The Invisible War
A documentary film
Sept. 19, 2013
Unitarian Universalist Congregation of Atlanta
Third Thursday Cinema, sponsored by the Peace Network
1911 Cliff Valley Way, NE
Atlanta, GA 30329
A $3.00 donation is suggested for the evening, which includes refreshments and a moderated discussion. The film will be shown in Room 210 at 7:00pm on September 19.
The Invisible War is a 2012 documentary film written and directed by Kirby Dick and produced by Amy Ziering and Tanner King Barklow about sexual assault in the United States military. It premiered at the 2012 Sundance Film Festival, where it received the U.S. Documentary Audience Award. The film was nominated for Best Documentary Feature at the 85th Academy Awards.
We urge you to join us in viewing this compelling film and becoming more informed about this issue that plagues both female and male military service personnel.
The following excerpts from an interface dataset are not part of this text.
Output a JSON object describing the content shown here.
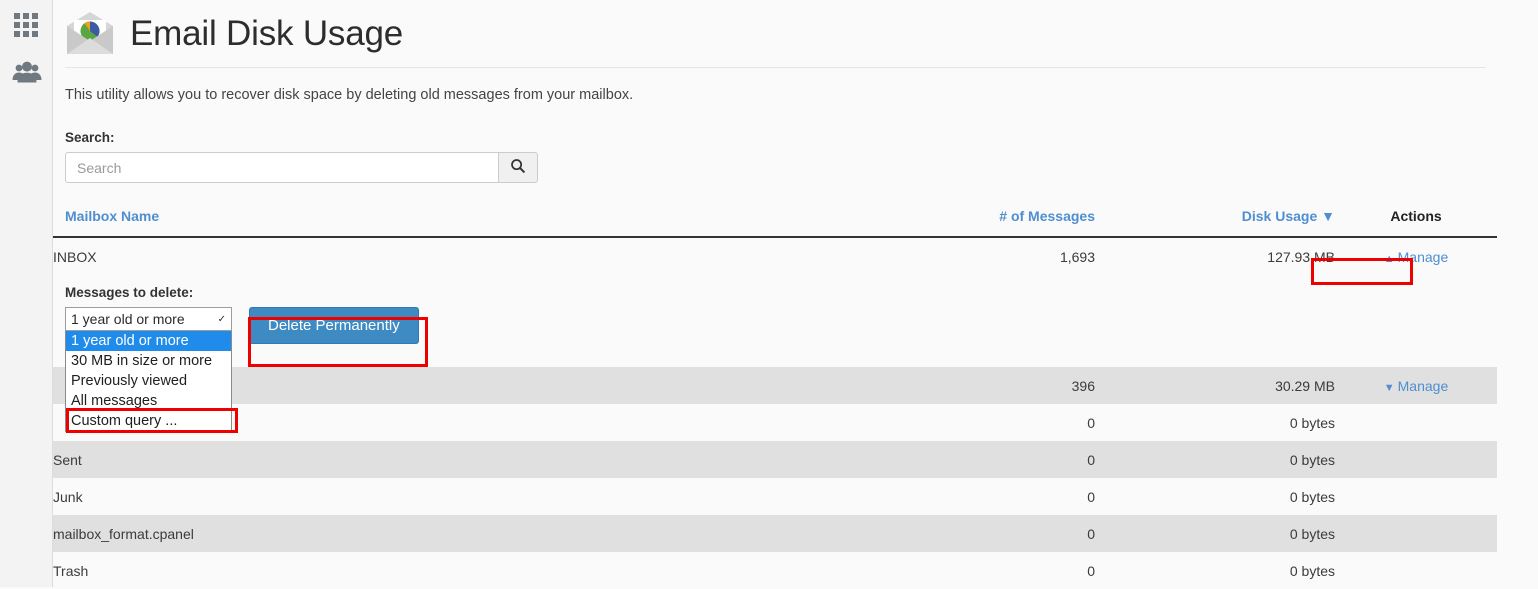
{
  "sidebar": {
    "items": [
      {
        "name": "apps-grid",
        "icon": "grid-icon"
      },
      {
        "name": "user-manager",
        "icon": "users-icon"
      }
    ]
  },
  "header": {
    "title": "Email Disk Usage",
    "icon": "email-pie-chart-icon"
  },
  "intro": {
    "text": "This utility allows you to recover disk space by deleting old messages from your mailbox."
  },
  "search": {
    "label": "Search:",
    "value": "",
    "placeholder": "Search",
    "button_icon": "search-icon"
  },
  "table": {
    "headers": {
      "name": "Mailbox Name",
      "count": "# of Messages",
      "usage": "Disk Usage ▼",
      "actions": "Actions"
    },
    "sort": {
      "column": "Disk Usage",
      "direction": "desc",
      "indicator": "▼"
    },
    "rows": [
      {
        "name": "INBOX",
        "count": "1,693",
        "usage": "127.93 MB",
        "action": "Manage",
        "caret": "⌃",
        "expanded": true
      },
      {
        "name": "",
        "count": "396",
        "usage": "30.29 MB",
        "action": "Manage",
        "caret": "⌄",
        "expanded": false
      },
      {
        "name": "",
        "count": "0",
        "usage": "0 bytes",
        "action": "",
        "caret": "",
        "expanded": false
      },
      {
        "name": "Sent",
        "count": "0",
        "usage": "0 bytes",
        "action": "",
        "caret": "",
        "expanded": false
      },
      {
        "name": "Junk",
        "count": "0",
        "usage": "0 bytes",
        "action": "",
        "caret": "",
        "expanded": false
      },
      {
        "name": "mailbox_format.cpanel",
        "count": "0",
        "usage": "0 bytes",
        "action": "",
        "caret": "",
        "expanded": false
      },
      {
        "name": "Trash",
        "count": "0",
        "usage": "0 bytes",
        "action": "",
        "caret": "",
        "expanded": false
      }
    ]
  },
  "expanded_panel": {
    "label": "Messages to delete:",
    "selected_value": "1 year old or more",
    "options": [
      "1 year old or more",
      "30 MB in size or more",
      "Previously viewed",
      "All messages",
      "Custom query ..."
    ],
    "delete_button": "Delete Permanently"
  },
  "colors": {
    "link": "#4f8ed0",
    "button_primary": "#3e8bc4",
    "annotation": "#ee0000",
    "option_highlight": "#1f8ceb",
    "row_alt": "#e0e0e0",
    "row_plain": "#fafafa",
    "sidebar_bg": "#f3f3f3"
  }
}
The Invisible War features interviews with veterans from multiple branches of the United States Armed Forces who recount the events surrounding their assaults. Their stories show many common themes, such as the lack of recourse to an impartial justice system, reprisals against survivors instead of against perpetrators, the absence of adequate emotional and physical care for survivors, the unhindered advancement of perpetrators’ careers, and the forced expulsion of survivors from service.
Interspersed with these first person testimonies are interviews with advocates, journalists, mental health professionals, active duty and retired generals, Department of Defense officials, and members of the military justice system. The film also includes footage, often shot by the veterans themselves, which documents their lives and continuing struggles in the aftermath of their assaults.
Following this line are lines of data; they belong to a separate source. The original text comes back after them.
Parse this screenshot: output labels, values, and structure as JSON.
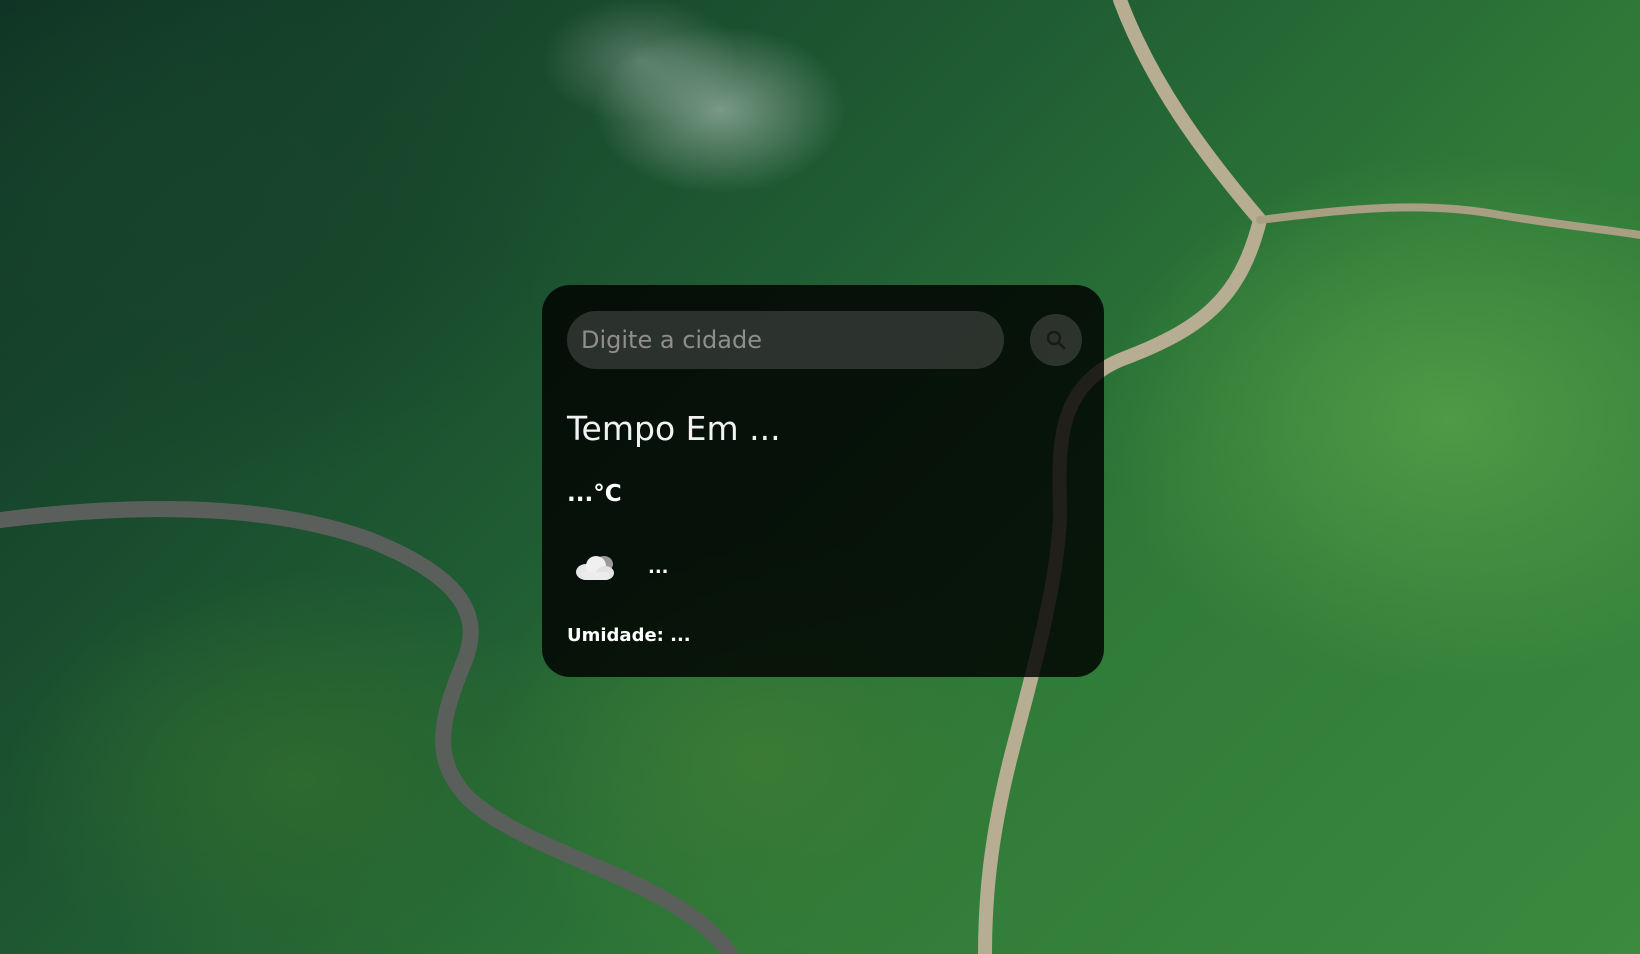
{
  "search": {
    "placeholder": "Digite a cidade",
    "value": ""
  },
  "weather": {
    "title": "Tempo Em ...",
    "temperature": "...°C",
    "icon": "cloud-icon",
    "description": "...",
    "humidity": "Umidade: ..."
  }
}
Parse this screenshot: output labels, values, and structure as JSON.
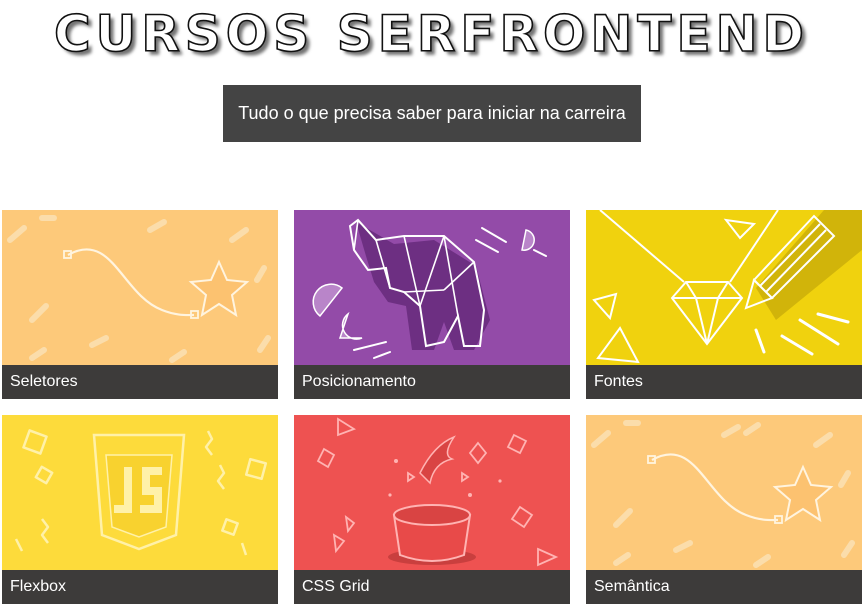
{
  "header": {
    "title": "CURSOS SERFRONTEND",
    "subtitle": "Tudo o que precisa saber para iniciar na carreira"
  },
  "courses": [
    {
      "label": "Seletores",
      "color": "#fdc97a",
      "icon": "curve-star-icon"
    },
    {
      "label": "Posicionamento",
      "color": "#934ba8",
      "icon": "origami-elephant-icon"
    },
    {
      "label": "Fontes",
      "color": "#f0d20e",
      "icon": "diamond-pencil-icon"
    },
    {
      "label": "Flexbox",
      "color": "#fddb3b",
      "icon": "js-shield-icon"
    },
    {
      "label": "CSS Grid",
      "color": "#ee5251",
      "icon": "magic-hat-bird-icon"
    },
    {
      "label": "Semântica",
      "color": "#fdc97a",
      "icon": "curve-star-icon"
    }
  ],
  "caption_color": "#3d3b3a"
}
In the film’s most prominent narrative, Coast Guard veteran Seaman Kori Cioca struggles to earn benefits from the Department of Veterans Affairs to pay for the many medical difficulties that have resulted from her rape. With the help of attorney Susan L. Burke, Cioca, along with other survivors featured in the film, brings a civil suit against the Department of Defense alleging a failure to adequately address sexual assault within the military.
Other past incidents of sexual abuse recounted in the film include the 1991 Navy Tailhook scandal, the 1996 Army Aberdeen scandal, and the 2003 Air Force Academy scandal. The Invisible War uses these examples to argue that the military has consistently made empty promises to address its high rate of sexual assault. These stories culminate with an examination of the previously unreported culture of sexual harassment and sexual assault at the prestigious Marine Barracks Washington.
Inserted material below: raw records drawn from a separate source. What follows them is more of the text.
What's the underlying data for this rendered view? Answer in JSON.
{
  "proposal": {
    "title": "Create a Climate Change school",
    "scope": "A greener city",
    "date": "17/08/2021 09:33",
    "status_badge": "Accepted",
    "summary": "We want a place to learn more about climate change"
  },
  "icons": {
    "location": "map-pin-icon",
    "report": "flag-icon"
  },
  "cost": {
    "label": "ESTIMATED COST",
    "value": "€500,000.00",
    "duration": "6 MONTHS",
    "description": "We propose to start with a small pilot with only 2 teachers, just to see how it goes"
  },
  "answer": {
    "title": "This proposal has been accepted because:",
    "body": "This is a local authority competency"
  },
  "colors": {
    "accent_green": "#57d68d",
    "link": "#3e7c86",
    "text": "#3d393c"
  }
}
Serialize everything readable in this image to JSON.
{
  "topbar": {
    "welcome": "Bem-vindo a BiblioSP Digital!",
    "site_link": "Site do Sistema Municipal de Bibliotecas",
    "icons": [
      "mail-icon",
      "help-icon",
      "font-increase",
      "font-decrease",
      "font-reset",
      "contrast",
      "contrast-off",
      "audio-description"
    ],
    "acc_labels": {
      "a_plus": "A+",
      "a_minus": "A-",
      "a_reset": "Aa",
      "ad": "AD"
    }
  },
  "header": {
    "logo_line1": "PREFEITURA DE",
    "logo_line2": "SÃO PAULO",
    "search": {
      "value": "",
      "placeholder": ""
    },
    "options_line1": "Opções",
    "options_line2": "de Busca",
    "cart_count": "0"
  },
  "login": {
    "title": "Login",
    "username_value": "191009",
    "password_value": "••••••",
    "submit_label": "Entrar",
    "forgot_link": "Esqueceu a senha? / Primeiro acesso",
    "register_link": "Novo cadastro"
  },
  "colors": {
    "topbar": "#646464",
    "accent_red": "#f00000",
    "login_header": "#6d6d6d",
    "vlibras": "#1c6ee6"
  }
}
The survivors and advocates featured in the film call for changes to the way the military handles sexual assault, such as shifting prosecution away from unit commanders, who often are either friends with assailants or are assailants themselves.